━━━ Given records ━━━

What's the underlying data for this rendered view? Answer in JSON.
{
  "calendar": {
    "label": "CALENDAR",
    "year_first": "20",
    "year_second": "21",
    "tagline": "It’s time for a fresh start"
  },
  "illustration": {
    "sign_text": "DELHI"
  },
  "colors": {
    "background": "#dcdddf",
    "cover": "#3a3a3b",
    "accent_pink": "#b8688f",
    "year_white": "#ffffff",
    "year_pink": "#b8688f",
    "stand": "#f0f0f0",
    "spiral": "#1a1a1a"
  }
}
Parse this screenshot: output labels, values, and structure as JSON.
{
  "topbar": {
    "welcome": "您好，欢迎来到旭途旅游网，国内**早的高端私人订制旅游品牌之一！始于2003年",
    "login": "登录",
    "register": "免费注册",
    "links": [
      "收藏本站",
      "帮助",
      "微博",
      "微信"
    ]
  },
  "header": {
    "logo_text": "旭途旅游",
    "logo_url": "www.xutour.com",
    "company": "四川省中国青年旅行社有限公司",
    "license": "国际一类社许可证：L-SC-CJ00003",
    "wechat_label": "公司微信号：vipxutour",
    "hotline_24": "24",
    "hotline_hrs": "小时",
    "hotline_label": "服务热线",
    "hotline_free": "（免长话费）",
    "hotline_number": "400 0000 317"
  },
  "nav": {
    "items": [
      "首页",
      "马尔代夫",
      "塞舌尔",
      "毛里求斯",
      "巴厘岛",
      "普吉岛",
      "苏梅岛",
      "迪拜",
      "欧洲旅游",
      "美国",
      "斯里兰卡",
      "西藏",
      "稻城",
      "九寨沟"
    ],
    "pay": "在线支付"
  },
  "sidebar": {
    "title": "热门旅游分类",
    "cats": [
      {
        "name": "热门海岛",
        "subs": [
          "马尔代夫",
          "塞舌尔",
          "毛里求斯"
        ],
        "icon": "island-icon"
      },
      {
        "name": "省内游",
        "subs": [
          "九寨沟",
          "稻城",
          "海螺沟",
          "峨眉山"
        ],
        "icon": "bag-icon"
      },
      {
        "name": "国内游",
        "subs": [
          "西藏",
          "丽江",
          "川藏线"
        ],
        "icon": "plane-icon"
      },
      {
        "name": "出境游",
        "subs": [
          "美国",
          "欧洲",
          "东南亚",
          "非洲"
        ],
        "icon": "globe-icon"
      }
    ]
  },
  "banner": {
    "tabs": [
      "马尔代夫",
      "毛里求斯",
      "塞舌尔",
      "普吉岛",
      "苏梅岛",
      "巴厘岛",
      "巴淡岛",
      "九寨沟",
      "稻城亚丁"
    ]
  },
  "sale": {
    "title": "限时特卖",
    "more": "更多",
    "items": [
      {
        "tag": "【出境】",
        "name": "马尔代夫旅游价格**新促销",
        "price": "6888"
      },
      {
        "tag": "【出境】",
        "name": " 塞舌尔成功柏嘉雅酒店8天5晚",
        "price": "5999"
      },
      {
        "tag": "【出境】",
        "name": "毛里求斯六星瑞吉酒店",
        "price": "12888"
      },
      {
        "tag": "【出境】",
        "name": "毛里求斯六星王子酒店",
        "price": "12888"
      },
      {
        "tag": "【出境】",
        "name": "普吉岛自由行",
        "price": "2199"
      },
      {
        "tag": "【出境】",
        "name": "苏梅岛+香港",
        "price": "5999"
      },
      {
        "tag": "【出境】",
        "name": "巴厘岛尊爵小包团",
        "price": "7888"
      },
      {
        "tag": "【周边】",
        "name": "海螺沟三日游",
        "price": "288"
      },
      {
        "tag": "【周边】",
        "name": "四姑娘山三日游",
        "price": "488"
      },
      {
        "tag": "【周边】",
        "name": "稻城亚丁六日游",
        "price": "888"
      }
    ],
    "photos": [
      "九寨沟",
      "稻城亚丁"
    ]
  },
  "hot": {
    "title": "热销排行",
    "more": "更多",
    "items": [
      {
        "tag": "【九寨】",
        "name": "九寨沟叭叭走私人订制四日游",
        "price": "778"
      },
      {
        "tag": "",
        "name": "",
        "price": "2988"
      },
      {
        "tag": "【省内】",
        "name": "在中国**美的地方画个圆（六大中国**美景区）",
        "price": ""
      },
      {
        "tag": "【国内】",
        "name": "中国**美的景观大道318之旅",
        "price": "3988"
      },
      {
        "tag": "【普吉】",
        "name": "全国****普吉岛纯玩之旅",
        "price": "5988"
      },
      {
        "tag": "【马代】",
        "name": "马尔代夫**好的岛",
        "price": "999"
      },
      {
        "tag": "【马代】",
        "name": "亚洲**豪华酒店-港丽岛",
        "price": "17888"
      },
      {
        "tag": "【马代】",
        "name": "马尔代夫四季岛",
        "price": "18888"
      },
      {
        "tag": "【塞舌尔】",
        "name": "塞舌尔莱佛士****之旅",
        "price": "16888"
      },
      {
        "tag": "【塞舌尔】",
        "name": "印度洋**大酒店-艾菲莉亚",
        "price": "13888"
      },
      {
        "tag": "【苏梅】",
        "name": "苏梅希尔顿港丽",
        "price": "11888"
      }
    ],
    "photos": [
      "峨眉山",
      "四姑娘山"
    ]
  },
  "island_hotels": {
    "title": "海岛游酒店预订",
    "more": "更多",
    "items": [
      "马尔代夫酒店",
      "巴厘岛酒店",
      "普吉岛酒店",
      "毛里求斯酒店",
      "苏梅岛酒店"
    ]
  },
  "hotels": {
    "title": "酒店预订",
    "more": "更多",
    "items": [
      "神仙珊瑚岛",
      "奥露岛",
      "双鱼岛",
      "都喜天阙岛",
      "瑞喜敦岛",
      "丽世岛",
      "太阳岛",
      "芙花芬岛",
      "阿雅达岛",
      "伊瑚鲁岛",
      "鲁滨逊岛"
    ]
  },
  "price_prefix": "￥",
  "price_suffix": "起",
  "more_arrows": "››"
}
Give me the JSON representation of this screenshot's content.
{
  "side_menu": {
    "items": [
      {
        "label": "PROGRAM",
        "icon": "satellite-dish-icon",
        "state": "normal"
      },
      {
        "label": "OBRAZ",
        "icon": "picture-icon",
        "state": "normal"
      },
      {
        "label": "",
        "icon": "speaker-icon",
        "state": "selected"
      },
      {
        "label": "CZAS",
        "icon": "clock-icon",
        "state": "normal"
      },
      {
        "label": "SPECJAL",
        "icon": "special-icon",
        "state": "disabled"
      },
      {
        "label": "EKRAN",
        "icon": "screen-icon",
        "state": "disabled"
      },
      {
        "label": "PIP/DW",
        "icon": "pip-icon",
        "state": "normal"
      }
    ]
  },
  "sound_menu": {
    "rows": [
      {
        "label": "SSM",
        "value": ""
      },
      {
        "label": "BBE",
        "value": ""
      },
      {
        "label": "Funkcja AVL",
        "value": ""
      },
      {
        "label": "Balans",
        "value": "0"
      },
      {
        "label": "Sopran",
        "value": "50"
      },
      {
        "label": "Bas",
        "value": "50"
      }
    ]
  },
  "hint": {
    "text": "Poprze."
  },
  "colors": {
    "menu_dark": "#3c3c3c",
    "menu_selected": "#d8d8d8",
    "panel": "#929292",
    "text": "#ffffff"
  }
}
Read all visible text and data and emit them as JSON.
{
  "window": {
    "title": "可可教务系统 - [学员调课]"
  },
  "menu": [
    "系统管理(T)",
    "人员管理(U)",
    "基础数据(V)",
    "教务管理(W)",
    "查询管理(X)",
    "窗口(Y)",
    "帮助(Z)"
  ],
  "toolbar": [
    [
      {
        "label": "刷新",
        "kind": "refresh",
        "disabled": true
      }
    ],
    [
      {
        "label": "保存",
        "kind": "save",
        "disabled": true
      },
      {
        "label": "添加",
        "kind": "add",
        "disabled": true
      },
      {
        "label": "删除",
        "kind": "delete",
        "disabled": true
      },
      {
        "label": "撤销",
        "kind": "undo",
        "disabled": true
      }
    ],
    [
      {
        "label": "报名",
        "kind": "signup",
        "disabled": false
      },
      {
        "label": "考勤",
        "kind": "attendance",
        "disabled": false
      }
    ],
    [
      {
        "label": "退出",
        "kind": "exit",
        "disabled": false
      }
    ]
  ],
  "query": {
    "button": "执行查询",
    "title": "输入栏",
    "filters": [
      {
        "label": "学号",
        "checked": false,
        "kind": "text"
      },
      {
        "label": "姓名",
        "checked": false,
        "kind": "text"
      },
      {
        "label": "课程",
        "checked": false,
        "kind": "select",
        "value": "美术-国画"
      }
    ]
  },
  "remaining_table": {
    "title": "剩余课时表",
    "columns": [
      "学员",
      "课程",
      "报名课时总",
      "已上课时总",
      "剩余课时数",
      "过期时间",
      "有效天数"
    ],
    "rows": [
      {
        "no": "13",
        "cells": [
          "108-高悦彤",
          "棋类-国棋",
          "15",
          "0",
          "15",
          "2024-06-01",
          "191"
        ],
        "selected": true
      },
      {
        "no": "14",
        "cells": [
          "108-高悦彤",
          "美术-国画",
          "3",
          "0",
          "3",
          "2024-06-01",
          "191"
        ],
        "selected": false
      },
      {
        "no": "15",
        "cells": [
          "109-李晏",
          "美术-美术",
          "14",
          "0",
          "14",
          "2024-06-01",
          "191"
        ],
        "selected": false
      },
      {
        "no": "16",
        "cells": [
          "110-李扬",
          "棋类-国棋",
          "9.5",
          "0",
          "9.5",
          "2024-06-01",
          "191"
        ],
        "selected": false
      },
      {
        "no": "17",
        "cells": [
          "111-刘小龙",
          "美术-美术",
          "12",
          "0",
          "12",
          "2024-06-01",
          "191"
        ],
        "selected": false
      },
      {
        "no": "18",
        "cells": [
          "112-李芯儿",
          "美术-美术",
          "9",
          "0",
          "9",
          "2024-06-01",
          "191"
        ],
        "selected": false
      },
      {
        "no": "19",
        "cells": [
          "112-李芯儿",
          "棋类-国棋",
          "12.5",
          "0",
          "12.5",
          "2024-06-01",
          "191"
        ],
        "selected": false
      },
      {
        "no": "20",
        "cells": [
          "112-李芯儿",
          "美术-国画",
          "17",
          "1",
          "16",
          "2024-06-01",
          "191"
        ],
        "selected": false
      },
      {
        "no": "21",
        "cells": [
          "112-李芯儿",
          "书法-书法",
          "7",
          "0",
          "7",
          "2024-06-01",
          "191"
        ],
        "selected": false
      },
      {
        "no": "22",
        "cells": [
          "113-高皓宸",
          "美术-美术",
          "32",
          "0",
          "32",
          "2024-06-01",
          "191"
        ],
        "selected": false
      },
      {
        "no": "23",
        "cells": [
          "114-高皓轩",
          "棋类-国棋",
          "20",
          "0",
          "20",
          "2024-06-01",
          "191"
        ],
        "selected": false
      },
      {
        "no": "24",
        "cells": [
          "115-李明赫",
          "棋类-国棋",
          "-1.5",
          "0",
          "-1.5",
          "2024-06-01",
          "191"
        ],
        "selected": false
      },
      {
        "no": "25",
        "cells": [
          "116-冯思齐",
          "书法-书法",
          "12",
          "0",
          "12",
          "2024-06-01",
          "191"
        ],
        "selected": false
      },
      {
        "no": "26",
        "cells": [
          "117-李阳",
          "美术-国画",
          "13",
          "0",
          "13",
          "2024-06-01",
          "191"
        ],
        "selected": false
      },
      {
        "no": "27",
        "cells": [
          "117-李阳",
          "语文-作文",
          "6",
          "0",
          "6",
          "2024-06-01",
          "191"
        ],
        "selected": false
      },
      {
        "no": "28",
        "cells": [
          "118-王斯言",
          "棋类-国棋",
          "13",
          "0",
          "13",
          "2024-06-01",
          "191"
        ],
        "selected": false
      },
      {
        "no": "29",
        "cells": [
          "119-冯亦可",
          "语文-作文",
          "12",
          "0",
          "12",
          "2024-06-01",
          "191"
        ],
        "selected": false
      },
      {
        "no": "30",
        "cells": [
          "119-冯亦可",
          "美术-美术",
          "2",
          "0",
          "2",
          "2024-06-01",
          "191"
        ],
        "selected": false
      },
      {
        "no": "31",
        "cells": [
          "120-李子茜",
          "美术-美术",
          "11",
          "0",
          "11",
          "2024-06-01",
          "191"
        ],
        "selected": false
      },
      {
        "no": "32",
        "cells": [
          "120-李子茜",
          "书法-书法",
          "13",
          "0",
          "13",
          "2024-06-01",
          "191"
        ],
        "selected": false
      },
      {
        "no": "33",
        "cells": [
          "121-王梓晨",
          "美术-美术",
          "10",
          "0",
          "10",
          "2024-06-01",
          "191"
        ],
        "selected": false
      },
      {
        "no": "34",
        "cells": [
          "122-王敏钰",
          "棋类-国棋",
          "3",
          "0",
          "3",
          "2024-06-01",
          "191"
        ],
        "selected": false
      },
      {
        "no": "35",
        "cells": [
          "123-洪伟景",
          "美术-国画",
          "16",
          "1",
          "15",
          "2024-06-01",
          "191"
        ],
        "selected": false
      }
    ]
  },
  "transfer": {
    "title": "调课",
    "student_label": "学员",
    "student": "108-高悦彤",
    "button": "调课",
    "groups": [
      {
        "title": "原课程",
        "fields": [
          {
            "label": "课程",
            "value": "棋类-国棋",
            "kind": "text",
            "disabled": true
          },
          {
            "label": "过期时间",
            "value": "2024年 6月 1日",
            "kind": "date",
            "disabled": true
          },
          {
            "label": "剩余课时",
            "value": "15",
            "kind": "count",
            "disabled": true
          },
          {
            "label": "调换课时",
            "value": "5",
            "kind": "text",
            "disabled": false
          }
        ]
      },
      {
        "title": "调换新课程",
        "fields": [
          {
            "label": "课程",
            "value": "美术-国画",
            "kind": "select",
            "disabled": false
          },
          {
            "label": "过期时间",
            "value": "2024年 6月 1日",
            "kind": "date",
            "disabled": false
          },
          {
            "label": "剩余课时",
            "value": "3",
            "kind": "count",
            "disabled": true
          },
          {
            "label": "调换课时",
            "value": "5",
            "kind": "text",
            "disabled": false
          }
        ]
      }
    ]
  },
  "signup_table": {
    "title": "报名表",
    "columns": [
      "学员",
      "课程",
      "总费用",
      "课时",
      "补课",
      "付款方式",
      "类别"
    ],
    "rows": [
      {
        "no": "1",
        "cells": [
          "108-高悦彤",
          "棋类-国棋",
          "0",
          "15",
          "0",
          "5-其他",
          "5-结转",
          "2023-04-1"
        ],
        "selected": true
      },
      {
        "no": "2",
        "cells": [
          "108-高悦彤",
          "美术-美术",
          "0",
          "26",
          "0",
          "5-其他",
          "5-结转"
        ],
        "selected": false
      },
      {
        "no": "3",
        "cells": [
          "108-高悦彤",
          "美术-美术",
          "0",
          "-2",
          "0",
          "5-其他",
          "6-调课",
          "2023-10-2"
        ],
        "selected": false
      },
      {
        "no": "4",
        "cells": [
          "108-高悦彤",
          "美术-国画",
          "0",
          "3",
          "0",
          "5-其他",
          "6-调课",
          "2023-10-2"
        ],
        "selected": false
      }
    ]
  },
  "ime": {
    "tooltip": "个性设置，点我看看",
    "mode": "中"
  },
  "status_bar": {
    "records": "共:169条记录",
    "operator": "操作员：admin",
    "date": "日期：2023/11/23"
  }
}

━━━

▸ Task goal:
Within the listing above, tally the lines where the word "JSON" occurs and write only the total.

▸ Exercise output:
4